President Joe Biden’s opposition to marijuana legalization is well known. But the political calculus behind his refusal to embrace the reform during his 2020 campaign goes deeper and may have racial implications, according to an elected official who served on a policy task force Biden assembled.
Stacey Walker, a Linn County, Iowa supervisor who was recruited for a joint task force meant to inform Biden’s criminal justice platform ahead of his formal nomination last summer, disclosed in a new video that the then-candidate “was really concerned about how [supporting legalization] could have impacted the outcome of the election.”
But while task force members came “armed with polling data that suggested that a majority of Americans were in favor” of ending prohibition, the Biden team had a different view, said Walker, who before joining the panel was an Iowa co-chair for Sen. Bernie Sanders’s (I-VT) presidential campaign.
“I think there was a political calculation there being made [by the Biden team] that working class people didn’t want to deal in these issues of cannabis legalization because, for far too long, people have made a link between cannabis legalization and black folks.”
SCOOP: Joe Biden, behind closed doors last summer, personally rejected a push to make legalizing cannabis the official policy of the Democratic Party.
Now the Biden White House is disqualifying staffers because they smoked weed. pic.twitter.com/I1pM2KDY8u
— More Perfect Union (@MorePerfectUS) March 19, 2021
“President Biden wanted to commit more study to this before making a decision,” Walker said in the video released the media company More Perfect Union. “But we know that the longer we wait on taking meaningful action at the federal level, the more people we’re going to lock up, the more lives we’re going to ruin, the more we’re going to perpetuate the disturbingly unfair war on drugs.”
In the video, Walker was interviewed by former Sanders campaign manager Faiz Shakir, who said that Biden’s team “was potentially concerned about the political effects that it might have with their own constituency and maybe costing them some votes in key battleground states, rather than actually winning them votes as we believed would occur and mobilizing a hell of a lot of people around the issue.”
“That was the exact conversation, if you want to be real, ” Walker replied.
These are remarkable disclosures to be coming from someone with direct involvement in the Biden-Sanders panel, which ultimately chose not to recommend that the candidate adopt a pro-legalization position.
But part of the reason they’re remarkable is because that “political calculation” Biden seemingly used to justify maintaining opposition to the reform is the opposite of what research has turned up on the issue.
Certainly advocates have linked marijuana prohibition to people of color given the racist origins and disproportionate enforcement of the policy—but the idea that “working class” people would be turned off if Biden supported legalization because of an association with black people is a theoretical abstraction that ignores the widespread, and increasingly bipartisan, popularity of the issue.
In fact, voters in the battleground state Arizona overwhelmingly approved an initiative to legalize cannabis during the November election, as did voters in traditionally conservative states like Montana and South Dakota.
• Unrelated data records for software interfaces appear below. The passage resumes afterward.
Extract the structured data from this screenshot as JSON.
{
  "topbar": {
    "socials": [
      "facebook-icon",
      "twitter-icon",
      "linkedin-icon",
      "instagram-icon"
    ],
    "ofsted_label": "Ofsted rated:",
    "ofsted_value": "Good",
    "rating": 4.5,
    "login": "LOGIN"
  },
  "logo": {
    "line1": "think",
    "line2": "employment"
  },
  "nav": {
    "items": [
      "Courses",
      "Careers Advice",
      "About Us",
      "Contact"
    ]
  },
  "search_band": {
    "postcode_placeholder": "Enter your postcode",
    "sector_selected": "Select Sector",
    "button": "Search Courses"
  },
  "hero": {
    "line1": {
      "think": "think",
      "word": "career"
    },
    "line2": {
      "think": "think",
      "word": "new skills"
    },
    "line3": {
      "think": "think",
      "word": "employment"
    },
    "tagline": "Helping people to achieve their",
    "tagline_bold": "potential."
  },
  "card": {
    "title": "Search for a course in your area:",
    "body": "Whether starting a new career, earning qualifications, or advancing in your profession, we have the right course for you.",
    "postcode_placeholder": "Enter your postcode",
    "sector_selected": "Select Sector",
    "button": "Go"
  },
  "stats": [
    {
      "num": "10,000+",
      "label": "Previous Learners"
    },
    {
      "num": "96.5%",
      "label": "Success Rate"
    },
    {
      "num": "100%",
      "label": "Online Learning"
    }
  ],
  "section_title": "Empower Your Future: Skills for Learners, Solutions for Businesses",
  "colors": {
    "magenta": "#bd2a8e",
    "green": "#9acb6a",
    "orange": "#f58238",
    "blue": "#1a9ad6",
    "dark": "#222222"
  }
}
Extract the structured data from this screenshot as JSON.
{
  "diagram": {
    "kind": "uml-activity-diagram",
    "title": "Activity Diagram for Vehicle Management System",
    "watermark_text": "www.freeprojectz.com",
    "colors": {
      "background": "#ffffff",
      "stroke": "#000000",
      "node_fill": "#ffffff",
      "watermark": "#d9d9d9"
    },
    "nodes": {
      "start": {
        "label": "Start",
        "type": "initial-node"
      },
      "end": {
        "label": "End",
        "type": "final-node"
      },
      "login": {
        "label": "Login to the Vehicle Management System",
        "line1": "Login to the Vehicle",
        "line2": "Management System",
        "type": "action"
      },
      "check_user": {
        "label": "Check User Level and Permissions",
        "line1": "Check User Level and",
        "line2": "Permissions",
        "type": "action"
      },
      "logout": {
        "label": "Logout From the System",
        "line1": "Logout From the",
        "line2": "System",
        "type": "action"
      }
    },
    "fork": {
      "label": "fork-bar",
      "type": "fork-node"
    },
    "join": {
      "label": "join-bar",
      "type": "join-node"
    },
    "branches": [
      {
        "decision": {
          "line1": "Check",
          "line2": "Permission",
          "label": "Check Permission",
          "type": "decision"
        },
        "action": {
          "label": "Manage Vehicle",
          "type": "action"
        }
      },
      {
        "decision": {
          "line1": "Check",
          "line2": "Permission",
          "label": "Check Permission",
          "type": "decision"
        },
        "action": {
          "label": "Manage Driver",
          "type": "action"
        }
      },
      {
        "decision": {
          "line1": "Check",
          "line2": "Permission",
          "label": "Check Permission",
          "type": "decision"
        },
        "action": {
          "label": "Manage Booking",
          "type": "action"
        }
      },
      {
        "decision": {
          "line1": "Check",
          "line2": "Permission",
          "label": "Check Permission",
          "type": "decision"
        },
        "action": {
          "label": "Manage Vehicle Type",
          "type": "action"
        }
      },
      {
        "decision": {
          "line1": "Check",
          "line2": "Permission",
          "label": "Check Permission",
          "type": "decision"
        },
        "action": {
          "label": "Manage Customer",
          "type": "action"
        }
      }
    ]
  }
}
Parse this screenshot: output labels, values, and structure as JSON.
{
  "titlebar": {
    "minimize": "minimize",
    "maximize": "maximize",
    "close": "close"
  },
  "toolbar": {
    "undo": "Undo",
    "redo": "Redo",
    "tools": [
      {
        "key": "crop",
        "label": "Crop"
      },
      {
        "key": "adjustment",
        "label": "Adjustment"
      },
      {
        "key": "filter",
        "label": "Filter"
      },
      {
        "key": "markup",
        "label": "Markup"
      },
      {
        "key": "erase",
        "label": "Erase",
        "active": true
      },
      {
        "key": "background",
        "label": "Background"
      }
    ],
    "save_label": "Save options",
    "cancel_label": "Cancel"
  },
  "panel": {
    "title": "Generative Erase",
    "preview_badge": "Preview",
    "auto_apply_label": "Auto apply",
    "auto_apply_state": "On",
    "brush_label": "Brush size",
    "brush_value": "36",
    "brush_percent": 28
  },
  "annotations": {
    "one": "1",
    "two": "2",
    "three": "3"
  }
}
Legal marijuana got more vote than Biden did in all three states, with cannabis reform measures in New Jersey and Mississippi also outperforming the Democratic nominee on Election Day.
Regardless, Biden’s position has not changed. Instead, he supports more modest reforms such as decriminalizing possession, legalizing medical cannabis, expunging prior marijuana records, rescheduling the plant and allowing states to set their own cannabis policies.
It is also suspected that the president’s views on the issue influenced the Democratic National Committee’s platform committee to reject an amendment last year that would have added legalization as a 2020 party plank.
The Biden administration is also coming under fire from reform advocates after The Daily Beast reported on Thursday that dozens of White House staff were either terminated, suspended or placed in a remote work program after they disclosed prior marijuana use. It’s a policy that Rep. Earl Blumenauer (D-OR) described to Marijuana Moment as an “antiquated response” by the federal government.
Walker also criticized that move in a tweet on Friday.
I’m gonna go out on a limb here and guess that if Mr. Biden held his top advisors to this standard on whether or not they’ve used marijuana in the past, he would have almost no top advisors.
Also cannabis should be legalized. I can’t believe this is still up for debate. https://t.co/FIFWH53EvW
— Stacey Walker (@swalker06) March 19, 2021
“I’m gonna go out on a limb here and guess that if Mr. Biden held his top advisors to this standard on whether or not they’ve used marijuana in the past, he would have almost no top advisors,” he said. “Also cannabis should be legalized. I can’t believe this is still up for debate.”
Photo courtesy of Flickr/Marc Nozell.